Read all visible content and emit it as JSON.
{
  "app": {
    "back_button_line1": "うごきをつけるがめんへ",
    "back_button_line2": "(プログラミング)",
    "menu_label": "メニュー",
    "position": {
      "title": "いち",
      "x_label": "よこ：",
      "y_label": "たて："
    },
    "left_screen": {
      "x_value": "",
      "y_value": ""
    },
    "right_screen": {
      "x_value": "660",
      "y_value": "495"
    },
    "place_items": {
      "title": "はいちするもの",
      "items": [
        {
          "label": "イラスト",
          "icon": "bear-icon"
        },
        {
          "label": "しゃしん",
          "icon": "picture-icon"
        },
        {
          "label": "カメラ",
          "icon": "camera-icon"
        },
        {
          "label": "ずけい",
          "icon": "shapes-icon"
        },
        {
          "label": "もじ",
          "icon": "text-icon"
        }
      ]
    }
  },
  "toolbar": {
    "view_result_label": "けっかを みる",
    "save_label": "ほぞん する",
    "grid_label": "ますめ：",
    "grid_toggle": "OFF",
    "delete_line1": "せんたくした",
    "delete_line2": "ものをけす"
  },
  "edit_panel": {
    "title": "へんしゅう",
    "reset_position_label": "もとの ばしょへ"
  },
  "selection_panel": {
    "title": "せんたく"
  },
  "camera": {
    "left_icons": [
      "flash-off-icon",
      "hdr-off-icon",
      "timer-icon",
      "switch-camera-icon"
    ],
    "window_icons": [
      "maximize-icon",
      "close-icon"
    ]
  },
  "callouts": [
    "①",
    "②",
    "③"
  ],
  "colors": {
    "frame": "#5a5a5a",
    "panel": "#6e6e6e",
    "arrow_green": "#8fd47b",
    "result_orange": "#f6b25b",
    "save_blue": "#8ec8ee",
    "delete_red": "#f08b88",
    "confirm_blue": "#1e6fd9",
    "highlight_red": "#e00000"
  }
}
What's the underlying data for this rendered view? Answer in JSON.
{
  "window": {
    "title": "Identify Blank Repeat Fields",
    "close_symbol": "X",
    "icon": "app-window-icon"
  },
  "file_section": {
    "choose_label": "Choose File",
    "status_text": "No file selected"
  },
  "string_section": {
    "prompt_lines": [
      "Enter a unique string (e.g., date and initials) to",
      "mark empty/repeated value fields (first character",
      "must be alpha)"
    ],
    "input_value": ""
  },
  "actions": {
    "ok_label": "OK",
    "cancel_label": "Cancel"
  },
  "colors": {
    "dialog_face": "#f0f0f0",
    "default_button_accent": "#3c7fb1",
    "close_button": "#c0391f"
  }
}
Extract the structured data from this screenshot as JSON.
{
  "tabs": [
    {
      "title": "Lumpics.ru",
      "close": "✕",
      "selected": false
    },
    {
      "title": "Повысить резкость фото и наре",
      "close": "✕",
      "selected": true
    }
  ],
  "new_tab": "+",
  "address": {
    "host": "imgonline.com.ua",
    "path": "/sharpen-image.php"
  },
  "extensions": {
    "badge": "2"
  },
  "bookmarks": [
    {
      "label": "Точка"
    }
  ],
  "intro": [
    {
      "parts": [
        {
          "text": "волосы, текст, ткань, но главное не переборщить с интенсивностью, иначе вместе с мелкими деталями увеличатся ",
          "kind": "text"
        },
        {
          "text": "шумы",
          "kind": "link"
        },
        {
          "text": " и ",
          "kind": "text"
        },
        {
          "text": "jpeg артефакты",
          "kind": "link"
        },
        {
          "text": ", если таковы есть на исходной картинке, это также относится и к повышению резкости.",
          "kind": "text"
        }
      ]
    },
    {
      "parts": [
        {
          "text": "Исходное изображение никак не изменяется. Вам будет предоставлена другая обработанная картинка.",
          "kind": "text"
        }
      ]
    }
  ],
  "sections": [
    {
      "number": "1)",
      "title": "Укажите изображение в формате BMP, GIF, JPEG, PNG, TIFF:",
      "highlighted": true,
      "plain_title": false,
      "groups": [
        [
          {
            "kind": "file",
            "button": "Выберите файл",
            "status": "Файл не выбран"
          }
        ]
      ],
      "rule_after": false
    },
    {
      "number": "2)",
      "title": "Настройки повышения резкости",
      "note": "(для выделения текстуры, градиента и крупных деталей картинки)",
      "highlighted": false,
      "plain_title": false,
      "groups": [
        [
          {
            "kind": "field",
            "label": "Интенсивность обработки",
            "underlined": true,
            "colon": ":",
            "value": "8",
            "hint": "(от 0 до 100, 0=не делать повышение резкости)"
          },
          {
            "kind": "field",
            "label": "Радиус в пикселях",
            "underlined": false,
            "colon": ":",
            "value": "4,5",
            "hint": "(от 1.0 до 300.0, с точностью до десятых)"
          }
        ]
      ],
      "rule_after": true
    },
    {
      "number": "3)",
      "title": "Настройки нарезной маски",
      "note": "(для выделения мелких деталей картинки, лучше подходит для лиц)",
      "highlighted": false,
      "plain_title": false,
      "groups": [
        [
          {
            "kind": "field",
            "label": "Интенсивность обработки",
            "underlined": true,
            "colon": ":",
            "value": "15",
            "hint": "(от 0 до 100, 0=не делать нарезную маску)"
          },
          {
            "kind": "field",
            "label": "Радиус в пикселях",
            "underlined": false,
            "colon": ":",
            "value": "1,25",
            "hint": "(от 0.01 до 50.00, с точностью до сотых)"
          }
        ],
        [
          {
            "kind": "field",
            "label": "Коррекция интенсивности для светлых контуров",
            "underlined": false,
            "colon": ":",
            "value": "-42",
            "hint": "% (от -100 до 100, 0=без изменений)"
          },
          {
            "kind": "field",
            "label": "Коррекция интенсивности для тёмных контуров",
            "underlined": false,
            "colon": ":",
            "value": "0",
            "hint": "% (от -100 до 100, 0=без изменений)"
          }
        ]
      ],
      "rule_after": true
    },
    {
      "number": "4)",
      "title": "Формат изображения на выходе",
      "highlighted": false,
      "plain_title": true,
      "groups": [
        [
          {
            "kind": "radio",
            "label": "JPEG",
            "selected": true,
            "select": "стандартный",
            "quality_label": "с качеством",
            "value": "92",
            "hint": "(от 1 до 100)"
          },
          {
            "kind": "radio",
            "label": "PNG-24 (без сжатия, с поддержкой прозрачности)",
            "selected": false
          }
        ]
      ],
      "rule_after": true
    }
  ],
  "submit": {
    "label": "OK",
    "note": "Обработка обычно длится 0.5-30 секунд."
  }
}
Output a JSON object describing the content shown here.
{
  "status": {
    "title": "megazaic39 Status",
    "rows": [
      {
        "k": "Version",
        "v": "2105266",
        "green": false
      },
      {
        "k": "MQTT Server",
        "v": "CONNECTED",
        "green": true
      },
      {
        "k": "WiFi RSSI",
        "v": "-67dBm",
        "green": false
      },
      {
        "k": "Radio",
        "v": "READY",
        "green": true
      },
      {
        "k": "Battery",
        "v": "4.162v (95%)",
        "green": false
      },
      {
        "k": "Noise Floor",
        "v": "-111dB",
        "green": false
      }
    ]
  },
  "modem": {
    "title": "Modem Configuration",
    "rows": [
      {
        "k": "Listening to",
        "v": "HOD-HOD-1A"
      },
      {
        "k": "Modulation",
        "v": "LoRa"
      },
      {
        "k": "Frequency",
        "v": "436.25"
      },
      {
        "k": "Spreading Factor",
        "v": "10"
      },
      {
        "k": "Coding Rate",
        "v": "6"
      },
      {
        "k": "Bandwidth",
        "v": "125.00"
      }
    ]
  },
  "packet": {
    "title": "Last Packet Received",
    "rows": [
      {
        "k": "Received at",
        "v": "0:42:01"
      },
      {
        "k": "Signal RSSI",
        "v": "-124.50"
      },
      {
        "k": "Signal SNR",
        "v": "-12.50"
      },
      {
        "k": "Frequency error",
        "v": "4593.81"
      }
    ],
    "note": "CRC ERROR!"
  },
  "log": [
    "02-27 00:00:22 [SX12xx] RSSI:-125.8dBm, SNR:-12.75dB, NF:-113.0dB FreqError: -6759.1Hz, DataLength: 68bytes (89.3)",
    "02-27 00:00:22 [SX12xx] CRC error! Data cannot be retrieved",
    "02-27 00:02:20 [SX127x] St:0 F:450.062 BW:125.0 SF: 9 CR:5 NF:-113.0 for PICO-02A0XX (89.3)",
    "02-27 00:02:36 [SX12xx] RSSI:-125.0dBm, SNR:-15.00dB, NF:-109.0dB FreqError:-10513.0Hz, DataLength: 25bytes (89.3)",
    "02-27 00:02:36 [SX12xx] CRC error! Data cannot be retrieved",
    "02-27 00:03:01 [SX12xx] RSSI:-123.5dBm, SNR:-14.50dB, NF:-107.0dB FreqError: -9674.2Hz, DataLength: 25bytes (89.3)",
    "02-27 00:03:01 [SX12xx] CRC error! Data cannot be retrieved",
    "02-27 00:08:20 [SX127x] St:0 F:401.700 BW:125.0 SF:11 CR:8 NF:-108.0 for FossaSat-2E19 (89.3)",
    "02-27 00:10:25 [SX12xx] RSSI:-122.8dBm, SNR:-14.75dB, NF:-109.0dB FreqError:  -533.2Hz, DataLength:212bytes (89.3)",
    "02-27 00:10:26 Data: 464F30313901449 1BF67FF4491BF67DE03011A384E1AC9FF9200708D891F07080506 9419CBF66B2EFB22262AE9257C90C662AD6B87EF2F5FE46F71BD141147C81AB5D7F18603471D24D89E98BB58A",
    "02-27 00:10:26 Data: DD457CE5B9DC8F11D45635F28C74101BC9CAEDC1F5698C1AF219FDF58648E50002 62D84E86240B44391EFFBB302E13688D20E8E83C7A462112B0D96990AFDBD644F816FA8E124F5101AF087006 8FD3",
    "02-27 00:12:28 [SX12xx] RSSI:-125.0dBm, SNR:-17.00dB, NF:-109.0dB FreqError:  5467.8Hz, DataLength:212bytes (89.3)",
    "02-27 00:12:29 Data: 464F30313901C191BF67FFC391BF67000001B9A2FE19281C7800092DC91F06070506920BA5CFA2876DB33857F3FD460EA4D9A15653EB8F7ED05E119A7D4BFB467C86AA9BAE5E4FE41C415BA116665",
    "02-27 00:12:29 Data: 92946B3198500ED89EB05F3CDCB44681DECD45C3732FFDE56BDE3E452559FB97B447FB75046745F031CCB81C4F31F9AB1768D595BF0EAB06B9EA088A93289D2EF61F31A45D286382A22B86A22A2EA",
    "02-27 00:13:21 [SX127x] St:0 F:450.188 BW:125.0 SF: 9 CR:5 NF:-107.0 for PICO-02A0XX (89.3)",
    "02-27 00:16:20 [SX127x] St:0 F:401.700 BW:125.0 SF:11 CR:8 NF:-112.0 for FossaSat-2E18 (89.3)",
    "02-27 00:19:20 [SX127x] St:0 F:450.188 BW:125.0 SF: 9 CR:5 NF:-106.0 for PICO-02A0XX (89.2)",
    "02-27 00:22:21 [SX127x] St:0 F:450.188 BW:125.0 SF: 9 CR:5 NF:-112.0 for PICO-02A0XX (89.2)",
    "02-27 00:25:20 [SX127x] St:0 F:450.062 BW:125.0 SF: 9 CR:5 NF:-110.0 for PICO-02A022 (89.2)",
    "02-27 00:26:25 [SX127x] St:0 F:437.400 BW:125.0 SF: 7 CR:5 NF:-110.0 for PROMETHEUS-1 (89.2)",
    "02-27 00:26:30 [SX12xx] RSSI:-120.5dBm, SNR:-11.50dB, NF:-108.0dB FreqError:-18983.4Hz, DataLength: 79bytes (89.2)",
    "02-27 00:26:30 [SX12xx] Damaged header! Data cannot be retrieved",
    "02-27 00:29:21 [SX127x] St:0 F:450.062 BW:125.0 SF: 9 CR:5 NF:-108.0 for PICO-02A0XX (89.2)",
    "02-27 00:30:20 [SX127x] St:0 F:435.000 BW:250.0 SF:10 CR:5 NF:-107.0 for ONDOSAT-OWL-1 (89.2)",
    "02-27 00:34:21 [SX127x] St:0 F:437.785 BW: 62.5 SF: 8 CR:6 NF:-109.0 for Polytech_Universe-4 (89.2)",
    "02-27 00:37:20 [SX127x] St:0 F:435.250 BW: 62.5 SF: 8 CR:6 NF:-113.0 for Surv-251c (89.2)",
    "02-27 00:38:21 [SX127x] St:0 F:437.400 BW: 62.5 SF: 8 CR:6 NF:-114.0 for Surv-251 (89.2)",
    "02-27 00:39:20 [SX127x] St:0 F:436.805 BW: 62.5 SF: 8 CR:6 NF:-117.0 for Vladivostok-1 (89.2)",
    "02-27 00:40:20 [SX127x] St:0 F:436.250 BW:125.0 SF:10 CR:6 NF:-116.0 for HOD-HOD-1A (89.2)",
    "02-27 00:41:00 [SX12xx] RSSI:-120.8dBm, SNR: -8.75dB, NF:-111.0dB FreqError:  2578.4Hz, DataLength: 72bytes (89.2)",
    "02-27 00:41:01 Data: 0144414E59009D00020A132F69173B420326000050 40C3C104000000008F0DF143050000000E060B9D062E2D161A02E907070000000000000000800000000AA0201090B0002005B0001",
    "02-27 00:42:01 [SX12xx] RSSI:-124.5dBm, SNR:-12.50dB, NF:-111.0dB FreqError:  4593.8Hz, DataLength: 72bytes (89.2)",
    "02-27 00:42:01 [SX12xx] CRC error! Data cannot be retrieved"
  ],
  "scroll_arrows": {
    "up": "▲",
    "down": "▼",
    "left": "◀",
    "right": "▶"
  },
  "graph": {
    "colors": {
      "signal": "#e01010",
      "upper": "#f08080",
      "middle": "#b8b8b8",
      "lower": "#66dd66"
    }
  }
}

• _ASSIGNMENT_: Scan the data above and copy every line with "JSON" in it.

• _YOUR RESPONSE_:
Read all visible content and emit it as JSON.
What's the underlying data for this rendered view? Answer in JSON.
Extract the structured data from this screenshot as JSON.
Output a JSON object describing the content shown here.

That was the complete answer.